§ TASK DETAILS:
In this exercise, restate the listing word for word.

= Beginning of Section =

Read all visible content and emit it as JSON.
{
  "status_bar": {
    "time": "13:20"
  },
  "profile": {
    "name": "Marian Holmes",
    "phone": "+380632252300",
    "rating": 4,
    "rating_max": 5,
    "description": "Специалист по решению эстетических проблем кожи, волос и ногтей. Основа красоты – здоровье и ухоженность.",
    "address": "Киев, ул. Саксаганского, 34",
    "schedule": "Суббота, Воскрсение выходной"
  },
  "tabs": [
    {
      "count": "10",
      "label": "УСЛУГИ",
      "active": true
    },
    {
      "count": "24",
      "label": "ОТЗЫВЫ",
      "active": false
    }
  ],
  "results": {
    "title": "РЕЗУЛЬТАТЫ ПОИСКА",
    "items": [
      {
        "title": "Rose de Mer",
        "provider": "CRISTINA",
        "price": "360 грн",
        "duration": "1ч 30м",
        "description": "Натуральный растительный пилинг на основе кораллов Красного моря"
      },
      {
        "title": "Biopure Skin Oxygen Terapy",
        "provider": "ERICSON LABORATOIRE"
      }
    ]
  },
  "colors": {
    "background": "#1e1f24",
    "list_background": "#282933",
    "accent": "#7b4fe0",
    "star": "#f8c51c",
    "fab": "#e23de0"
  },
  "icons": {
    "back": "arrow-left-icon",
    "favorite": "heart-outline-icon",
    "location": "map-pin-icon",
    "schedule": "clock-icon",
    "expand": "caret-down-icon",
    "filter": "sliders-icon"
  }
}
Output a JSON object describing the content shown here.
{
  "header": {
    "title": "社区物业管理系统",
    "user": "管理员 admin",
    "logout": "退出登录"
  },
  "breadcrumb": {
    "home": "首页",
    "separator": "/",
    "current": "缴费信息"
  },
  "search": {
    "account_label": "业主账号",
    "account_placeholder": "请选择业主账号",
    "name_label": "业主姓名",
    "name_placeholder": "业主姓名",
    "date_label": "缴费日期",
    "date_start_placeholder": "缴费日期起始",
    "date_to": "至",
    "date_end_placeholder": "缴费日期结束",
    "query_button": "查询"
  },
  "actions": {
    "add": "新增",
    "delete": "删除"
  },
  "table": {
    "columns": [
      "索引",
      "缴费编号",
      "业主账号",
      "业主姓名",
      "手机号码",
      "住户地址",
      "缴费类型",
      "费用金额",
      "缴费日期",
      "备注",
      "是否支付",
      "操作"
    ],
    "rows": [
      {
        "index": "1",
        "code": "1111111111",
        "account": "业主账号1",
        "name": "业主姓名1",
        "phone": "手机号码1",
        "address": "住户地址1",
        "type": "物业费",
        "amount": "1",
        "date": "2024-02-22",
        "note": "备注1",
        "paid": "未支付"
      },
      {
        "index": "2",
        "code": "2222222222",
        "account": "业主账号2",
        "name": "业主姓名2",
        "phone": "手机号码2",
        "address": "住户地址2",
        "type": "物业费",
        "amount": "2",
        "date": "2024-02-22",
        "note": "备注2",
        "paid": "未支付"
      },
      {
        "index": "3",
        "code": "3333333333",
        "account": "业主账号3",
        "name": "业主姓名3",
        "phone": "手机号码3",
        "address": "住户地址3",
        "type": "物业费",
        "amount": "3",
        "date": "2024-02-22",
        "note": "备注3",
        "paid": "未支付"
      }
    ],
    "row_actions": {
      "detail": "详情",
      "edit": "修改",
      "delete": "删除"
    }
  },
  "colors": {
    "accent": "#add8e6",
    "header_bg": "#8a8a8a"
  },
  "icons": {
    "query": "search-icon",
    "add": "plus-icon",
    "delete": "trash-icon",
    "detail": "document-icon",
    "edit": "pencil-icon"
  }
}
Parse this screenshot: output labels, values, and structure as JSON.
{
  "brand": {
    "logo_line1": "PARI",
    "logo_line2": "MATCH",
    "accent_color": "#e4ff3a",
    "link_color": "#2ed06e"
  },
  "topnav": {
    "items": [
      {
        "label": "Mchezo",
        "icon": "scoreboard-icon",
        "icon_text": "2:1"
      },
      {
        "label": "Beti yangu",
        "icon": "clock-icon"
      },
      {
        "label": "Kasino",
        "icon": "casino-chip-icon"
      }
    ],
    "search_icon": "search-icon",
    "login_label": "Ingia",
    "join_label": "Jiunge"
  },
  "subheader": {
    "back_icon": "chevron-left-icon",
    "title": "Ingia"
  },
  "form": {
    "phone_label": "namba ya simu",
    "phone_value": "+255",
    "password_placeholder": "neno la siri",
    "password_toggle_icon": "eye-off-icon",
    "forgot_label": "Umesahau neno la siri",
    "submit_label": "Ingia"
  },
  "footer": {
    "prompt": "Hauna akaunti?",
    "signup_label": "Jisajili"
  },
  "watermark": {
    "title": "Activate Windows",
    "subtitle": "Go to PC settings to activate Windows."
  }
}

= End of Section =

§ ANSWER BOX:
Read all visible content and emit it as JSON.
{
  "status_bar": {
    "time": "13:20"
  },
  "profile": {
    "name": "Marian Holmes",
    "phone": "+380632252300",
    "rating": 4,
    "rating_max": 5,
    "description": "Специалист по решению эстетических проблем кожи, волос и ногтей. Основа красоты – здоровье и ухоженность.",
    "address": "Киев, ул. Саксаганского, 34",
    "schedule": "Суббота, Воскрсение выходной"
  },
  "tabs": [
    {
      "count": "10",
      "label": "УСЛУГИ",
      "active": true
    },
    {
      "count": "24",
      "label": "ОТЗЫВЫ",
      "active": false
    }
  ],
  "results": {
    "title": "РЕЗУЛЬТАТЫ ПОИСКА",
    "items": [
      {
        "title": "Rose de Mer",
        "provider": "CRISTINA",
        "price": "360 грн",
        "duration": "1ч 30м",
        "description": "Натуральный растительный пилинг на основе кораллов Красного моря"
      },
      {
        "title": "Biopure Skin Oxygen Terapy",
        "provider": "ERICSON LABORATOIRE"
      }
    ]
  },
  "colors": {
    "background": "#1e1f24",
    "list_background": "#282933",
    "accent": "#7b4fe0",
    "star": "#f8c51c",
    "fab": "#e23de0"
  },
  "icons": {
    "back": "arrow-left-icon",
    "favorite": "heart-outline-icon",
    "location": "map-pin-icon",
    "schedule": "clock-icon",
    "expand": "caret-down-icon",
    "filter": "sliders-icon"
  }
}
Output a JSON object describing the content shown here.
{
  "header": {
    "title": "社区物业管理系统",
    "user": "管理员 admin",
    "logout": "退出登录"
  },
  "breadcrumb": {
    "home": "首页",
    "separator": "/",
    "current": "缴费信息"
  },
  "search": {
    "account_label": "业主账号",
    "account_placeholder": "请选择业主账号",
    "name_label": "业主姓名",
    "name_placeholder": "业主姓名",
    "date_label": "缴费日期",
    "date_start_placeholder": "缴费日期起始",
    "date_to": "至",
    "date_end_placeholder": "缴费日期结束",
    "query_button": "查询"
  },
  "actions": {
    "add": "新增",
    "delete": "删除"
  },
  "table": {
    "columns": [
      "索引",
      "缴费编号",
      "业主账号",
      "业主姓名",
      "手机号码",
      "住户地址",
      "缴费类型",
      "费用金额",
      "缴费日期",
      "备注",
      "是否支付",
      "操作"
    ],
    "rows": [
      {
        "index": "1",
        "code": "1111111111",
        "account": "业主账号1",
        "name": "业主姓名1",
        "phone": "手机号码1",
        "address": "住户地址1",
        "type": "物业费",
        "amount": "1",
        "date": "2024-02-22",
        "note": "备注1",
        "paid": "未支付"
      },
      {
        "index": "2",
        "code": "2222222222",
        "account": "业主账号2",
        "name": "业主姓名2",
        "phone": "手机号码2",
        "address": "住户地址2",
        "type": "物业费",
        "amount": "2",
        "date": "2024-02-22",
        "note": "备注2",
        "paid": "未支付"
      },
      {
        "index": "3",
        "code": "3333333333",
        "account": "业主账号3",
        "name": "业主姓名3",
        "phone": "手机号码3",
        "address": "住户地址3",
        "type": "物业费",
        "amount": "3",
        "date": "2024-02-22",
        "note": "备注3",
        "paid": "未支付"
      }
    ],
    "row_actions": {
      "detail": "详情",
      "edit": "修改",
      "delete": "删除"
    }
  },
  "colors": {
    "accent": "#add8e6",
    "header_bg": "#8a8a8a"
  },
  "icons": {
    "query": "search-icon",
    "add": "plus-icon",
    "delete": "trash-icon",
    "detail": "document-icon",
    "edit": "pencil-icon"
  }
}
Parse this screenshot: output labels, values, and structure as JSON.
{
  "brand": {
    "logo_line1": "PARI",
    "logo_line2": "MATCH",
    "accent_color": "#e4ff3a",
    "link_color": "#2ed06e"
  },
  "topnav": {
    "items": [
      {
        "label": "Mchezo",
        "icon": "scoreboard-icon",
        "icon_text": "2:1"
      },
      {
        "label": "Beti yangu",
        "icon": "clock-icon"
      },
      {
        "label": "Kasino",
        "icon": "casino-chip-icon"
      }
    ],
    "search_icon": "search-icon",
    "login_label": "Ingia",
    "join_label": "Jiunge"
  },
  "subheader": {
    "back_icon": "chevron-left-icon",
    "title": "Ingia"
  },
  "form": {
    "phone_label": "namba ya simu",
    "phone_value": "+255",
    "password_placeholder": "neno la siri",
    "password_toggle_icon": "eye-off-icon",
    "forgot_label": "Umesahau neno la siri",
    "submit_label": "Ingia"
  },
  "footer": {
    "prompt": "Hauna akaunti?",
    "signup_label": "Jisajili"
  },
  "watermark": {
    "title": "Activate Windows",
    "subtitle": "Go to PC settings to activate Windows."
  }
}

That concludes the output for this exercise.